## REQUIRED WORK:
Copy the records out again in full, keeping them identical.

Data about app and page elements:
━━━━━━━━━━━━━━━━

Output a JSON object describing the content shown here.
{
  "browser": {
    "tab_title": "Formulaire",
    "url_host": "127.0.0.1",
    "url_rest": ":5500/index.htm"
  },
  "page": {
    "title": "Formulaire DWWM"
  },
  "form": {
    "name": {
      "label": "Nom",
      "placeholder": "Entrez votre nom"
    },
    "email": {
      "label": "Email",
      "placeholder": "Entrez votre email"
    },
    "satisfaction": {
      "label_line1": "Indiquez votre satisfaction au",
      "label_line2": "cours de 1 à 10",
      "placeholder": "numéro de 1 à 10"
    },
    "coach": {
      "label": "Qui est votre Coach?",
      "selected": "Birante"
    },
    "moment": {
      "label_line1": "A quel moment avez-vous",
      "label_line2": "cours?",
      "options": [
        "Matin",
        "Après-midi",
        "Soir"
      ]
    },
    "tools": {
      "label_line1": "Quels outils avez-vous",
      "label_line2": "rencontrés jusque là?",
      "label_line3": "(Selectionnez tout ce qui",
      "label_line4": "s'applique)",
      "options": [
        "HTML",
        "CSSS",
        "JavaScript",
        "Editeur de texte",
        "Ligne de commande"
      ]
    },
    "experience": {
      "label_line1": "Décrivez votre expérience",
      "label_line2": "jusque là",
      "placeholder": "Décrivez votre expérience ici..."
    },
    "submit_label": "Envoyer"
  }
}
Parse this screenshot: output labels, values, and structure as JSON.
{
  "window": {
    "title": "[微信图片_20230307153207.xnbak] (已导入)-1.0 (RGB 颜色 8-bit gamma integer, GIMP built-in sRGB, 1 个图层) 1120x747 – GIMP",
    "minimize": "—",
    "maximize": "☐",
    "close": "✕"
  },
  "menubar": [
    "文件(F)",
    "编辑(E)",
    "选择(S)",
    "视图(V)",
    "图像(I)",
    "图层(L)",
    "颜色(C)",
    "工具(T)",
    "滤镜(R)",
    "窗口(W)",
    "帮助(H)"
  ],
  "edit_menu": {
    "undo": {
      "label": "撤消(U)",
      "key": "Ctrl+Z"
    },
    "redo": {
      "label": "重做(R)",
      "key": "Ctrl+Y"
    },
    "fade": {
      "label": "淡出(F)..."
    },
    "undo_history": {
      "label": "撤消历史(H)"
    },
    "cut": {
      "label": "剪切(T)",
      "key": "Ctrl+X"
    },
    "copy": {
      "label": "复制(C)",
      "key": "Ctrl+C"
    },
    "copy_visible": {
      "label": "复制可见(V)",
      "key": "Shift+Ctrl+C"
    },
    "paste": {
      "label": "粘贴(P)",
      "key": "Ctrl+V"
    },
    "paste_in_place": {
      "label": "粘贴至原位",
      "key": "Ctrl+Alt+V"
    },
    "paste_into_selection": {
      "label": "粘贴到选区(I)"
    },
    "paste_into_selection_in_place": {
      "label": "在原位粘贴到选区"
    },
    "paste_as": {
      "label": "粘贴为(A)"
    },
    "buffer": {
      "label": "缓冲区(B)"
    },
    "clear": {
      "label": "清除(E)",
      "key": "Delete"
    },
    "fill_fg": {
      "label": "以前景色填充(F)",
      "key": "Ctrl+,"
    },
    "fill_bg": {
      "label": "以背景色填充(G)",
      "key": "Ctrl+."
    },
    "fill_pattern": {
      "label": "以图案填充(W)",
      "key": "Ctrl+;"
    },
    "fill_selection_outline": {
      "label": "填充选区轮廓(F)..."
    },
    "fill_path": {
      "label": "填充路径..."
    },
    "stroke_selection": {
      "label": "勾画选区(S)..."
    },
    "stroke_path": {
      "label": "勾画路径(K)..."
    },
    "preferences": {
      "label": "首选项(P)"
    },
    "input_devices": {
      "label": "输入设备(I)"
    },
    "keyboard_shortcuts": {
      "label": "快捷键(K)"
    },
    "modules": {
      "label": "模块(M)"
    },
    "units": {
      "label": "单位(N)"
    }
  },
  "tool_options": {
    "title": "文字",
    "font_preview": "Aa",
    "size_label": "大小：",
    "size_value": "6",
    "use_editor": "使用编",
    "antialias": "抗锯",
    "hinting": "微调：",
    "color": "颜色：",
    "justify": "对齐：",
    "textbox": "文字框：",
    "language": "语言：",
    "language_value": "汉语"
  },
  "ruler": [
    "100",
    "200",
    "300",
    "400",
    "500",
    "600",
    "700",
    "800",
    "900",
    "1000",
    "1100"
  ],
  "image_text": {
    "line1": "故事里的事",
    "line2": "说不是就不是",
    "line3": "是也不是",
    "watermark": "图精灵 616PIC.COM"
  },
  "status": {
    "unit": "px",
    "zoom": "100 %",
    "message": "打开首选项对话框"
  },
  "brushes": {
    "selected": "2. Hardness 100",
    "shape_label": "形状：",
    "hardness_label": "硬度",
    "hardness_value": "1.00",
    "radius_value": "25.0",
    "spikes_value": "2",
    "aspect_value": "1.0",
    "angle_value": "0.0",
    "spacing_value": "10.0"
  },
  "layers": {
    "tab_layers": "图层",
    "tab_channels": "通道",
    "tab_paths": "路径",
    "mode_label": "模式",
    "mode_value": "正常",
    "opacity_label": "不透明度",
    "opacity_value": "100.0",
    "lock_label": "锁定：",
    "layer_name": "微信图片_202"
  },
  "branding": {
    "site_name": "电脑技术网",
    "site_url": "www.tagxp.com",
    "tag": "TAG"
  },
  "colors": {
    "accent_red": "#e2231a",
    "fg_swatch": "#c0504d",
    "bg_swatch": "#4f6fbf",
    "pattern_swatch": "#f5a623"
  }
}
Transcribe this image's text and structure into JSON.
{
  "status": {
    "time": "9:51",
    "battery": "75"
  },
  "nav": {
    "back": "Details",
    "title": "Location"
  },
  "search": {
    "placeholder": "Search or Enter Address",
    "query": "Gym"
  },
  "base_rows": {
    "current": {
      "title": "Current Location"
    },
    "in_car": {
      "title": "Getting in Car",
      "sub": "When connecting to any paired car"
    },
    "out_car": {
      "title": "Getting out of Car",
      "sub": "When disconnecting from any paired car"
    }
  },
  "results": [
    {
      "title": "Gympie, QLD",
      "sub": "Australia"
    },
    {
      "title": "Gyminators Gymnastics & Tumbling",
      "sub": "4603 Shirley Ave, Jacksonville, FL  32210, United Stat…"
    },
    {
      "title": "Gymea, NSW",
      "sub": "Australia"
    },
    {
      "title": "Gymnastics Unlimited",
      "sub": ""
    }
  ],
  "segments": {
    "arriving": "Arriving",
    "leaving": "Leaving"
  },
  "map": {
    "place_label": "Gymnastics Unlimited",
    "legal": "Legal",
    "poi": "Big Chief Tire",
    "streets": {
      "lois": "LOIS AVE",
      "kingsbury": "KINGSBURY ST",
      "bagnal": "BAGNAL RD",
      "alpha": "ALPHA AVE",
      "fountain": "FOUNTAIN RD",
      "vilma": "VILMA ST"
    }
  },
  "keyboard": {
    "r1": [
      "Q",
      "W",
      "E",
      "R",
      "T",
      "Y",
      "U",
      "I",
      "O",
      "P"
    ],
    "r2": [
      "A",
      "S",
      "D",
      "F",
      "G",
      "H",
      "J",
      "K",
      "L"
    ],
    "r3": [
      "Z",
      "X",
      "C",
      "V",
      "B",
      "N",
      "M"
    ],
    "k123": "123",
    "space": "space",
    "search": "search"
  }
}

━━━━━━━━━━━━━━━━

## THE COMPLETED TASK:
Output a JSON object describing the content shown here.
{
  "browser": {
    "tab_title": "Formulaire",
    "url_host": "127.0.0.1",
    "url_rest": ":5500/index.htm"
  },
  "page": {
    "title": "Formulaire DWWM"
  },
  "form": {
    "name": {
      "label": "Nom",
      "placeholder": "Entrez votre nom"
    },
    "email": {
      "label": "Email",
      "placeholder": "Entrez votre email"
    },
    "satisfaction": {
      "label_line1": "Indiquez votre satisfaction au",
      "label_line2": "cours de 1 à 10",
      "placeholder": "numéro de 1 à 10"
    },
    "coach": {
      "label": "Qui est votre Coach?",
      "selected": "Birante"
    },
    "moment": {
      "label_line1": "A quel moment avez-vous",
      "label_line2": "cours?",
      "options": [
        "Matin",
        "Après-midi",
        "Soir"
      ]
    },
    "tools": {
      "label_line1": "Quels outils avez-vous",
      "label_line2": "rencontrés jusque là?",
      "label_line3": "(Selectionnez tout ce qui",
      "label_line4": "s'applique)",
      "options": [
        "HTML",
        "CSSS",
        "JavaScript",
        "Editeur de texte",
        "Ligne de commande"
      ]
    },
    "experience": {
      "label_line1": "Décrivez votre expérience",
      "label_line2": "jusque là",
      "placeholder": "Décrivez votre expérience ici..."
    },
    "submit_label": "Envoyer"
  }
}
Parse this screenshot: output labels, values, and structure as JSON.
{
  "window": {
    "title": "[微信图片_20230307153207.xnbak] (已导入)-1.0 (RGB 颜色 8-bit gamma integer, GIMP built-in sRGB, 1 个图层) 1120x747 – GIMP",
    "minimize": "—",
    "maximize": "☐",
    "close": "✕"
  },
  "menubar": [
    "文件(F)",
    "编辑(E)",
    "选择(S)",
    "视图(V)",
    "图像(I)",
    "图层(L)",
    "颜色(C)",
    "工具(T)",
    "滤镜(R)",
    "窗口(W)",
    "帮助(H)"
  ],
  "edit_menu": {
    "undo": {
      "label": "撤消(U)",
      "key": "Ctrl+Z"
    },
    "redo": {
      "label": "重做(R)",
      "key": "Ctrl+Y"
    },
    "fade": {
      "label": "淡出(F)..."
    },
    "undo_history": {
      "label": "撤消历史(H)"
    },
    "cut": {
      "label": "剪切(T)",
      "key": "Ctrl+X"
    },
    "copy": {
      "label": "复制(C)",
      "key": "Ctrl+C"
    },
    "copy_visible": {
      "label": "复制可见(V)",
      "key": "Shift+Ctrl+C"
    },
    "paste": {
      "label": "粘贴(P)",
      "key": "Ctrl+V"
    },
    "paste_in_place": {
      "label": "粘贴至原位",
      "key": "Ctrl+Alt+V"
    },
    "paste_into_selection": {
      "label": "粘贴到选区(I)"
    },
    "paste_into_selection_in_place": {
      "label": "在原位粘贴到选区"
    },
    "paste_as": {
      "label": "粘贴为(A)"
    },
    "buffer": {
      "label": "缓冲区(B)"
    },
    "clear": {
      "label": "清除(E)",
      "key": "Delete"
    },
    "fill_fg": {
      "label": "以前景色填充(F)",
      "key": "Ctrl+,"
    },
    "fill_bg": {
      "label": "以背景色填充(G)",
      "key": "Ctrl+."
    },
    "fill_pattern": {
      "label": "以图案填充(W)",
      "key": "Ctrl+;"
    },
    "fill_selection_outline": {
      "label": "填充选区轮廓(F)..."
    },
    "fill_path": {
      "label": "填充路径..."
    },
    "stroke_selection": {
      "label": "勾画选区(S)..."
    },
    "stroke_path": {
      "label": "勾画路径(K)..."
    },
    "preferences": {
      "label": "首选项(P)"
    },
    "input_devices": {
      "label": "输入设备(I)"
    },
    "keyboard_shortcuts": {
      "label": "快捷键(K)"
    },
    "modules": {
      "label": "模块(M)"
    },
    "units": {
      "label": "单位(N)"
    }
  },
  "tool_options": {
    "title": "文字",
    "font_preview": "Aa",
    "size_label": "大小：",
    "size_value": "6",
    "use_editor": "使用编",
    "antialias": "抗锯",
    "hinting": "微调：",
    "color": "颜色：",
    "justify": "对齐：",
    "textbox": "文字框：",
    "language": "语言：",
    "language_value": "汉语"
  },
  "ruler": [
    "100",
    "200",
    "300",
    "400",
    "500",
    "600",
    "700",
    "800",
    "900",
    "1000",
    "1100"
  ],
  "image_text": {
    "line1": "故事里的事",
    "line2": "说不是就不是",
    "line3": "是也不是",
    "watermark": "图精灵 616PIC.COM"
  },
  "status": {
    "unit": "px",
    "zoom": "100 %",
    "message": "打开首选项对话框"
  },
  "brushes": {
    "selected": "2. Hardness 100",
    "shape_label": "形状：",
    "hardness_label": "硬度",
    "hardness_value": "1.00",
    "radius_value": "25.0",
    "spikes_value": "2",
    "aspect_value": "1.0",
    "angle_value": "0.0",
    "spacing_value": "10.0"
  },
  "layers": {
    "tab_layers": "图层",
    "tab_channels": "通道",
    "tab_paths": "路径",
    "mode_label": "模式",
    "mode_value": "正常",
    "opacity_label": "不透明度",
    "opacity_value": "100.0",
    "lock_label": "锁定：",
    "layer_name": "微信图片_202"
  },
  "branding": {
    "site_name": "电脑技术网",
    "site_url": "www.tagxp.com",
    "tag": "TAG"
  },
  "colors": {
    "accent_red": "#e2231a",
    "fg_swatch": "#c0504d",
    "bg_swatch": "#4f6fbf",
    "pattern_swatch": "#f5a623"
  }
}
Transcribe this image's text and structure into JSON.
{
  "status": {
    "time": "9:51",
    "battery": "75"
  },
  "nav": {
    "back": "Details",
    "title": "Location"
  },
  "search": {
    "placeholder": "Search or Enter Address",
    "query": "Gym"
  },
  "base_rows": {
    "current": {
      "title": "Current Location"
    },
    "in_car": {
      "title": "Getting in Car",
      "sub": "When connecting to any paired car"
    },
    "out_car": {
      "title": "Getting out of Car",
      "sub": "When disconnecting from any paired car"
    }
  },
  "results": [
    {
      "title": "Gympie, QLD",
      "sub": "Australia"
    },
    {
      "title": "Gyminators Gymnastics & Tumbling",
      "sub": "4603 Shirley Ave, Jacksonville, FL  32210, United Stat…"
    },
    {
      "title": "Gymea, NSW",
      "sub": "Australia"
    },
    {
      "title": "Gymnastics Unlimited",
      "sub": ""
    }
  ],
  "segments": {
    "arriving": "Arriving",
    "leaving": "Leaving"
  },
  "map": {
    "place_label": "Gymnastics Unlimited",
    "legal": "Legal",
    "poi": "Big Chief Tire",
    "streets": {
      "lois": "LOIS AVE",
      "kingsbury": "KINGSBURY ST",
      "bagnal": "BAGNAL RD",
      "alpha": "ALPHA AVE",
      "fountain": "FOUNTAIN RD",
      "vilma": "VILMA ST"
    }
  },
  "keyboard": {
    "r1": [
      "Q",
      "W",
      "E",
      "R",
      "T",
      "Y",
      "U",
      "I",
      "O",
      "P"
    ],
    "r2": [
      "A",
      "S",
      "D",
      "F",
      "G",
      "H",
      "J",
      "K",
      "L"
    ],
    "r3": [
      "Z",
      "X",
      "C",
      "V",
      "B",
      "N",
      "M"
    ],
    "k123": "123",
    "space": "space",
    "search": "search"
  }
}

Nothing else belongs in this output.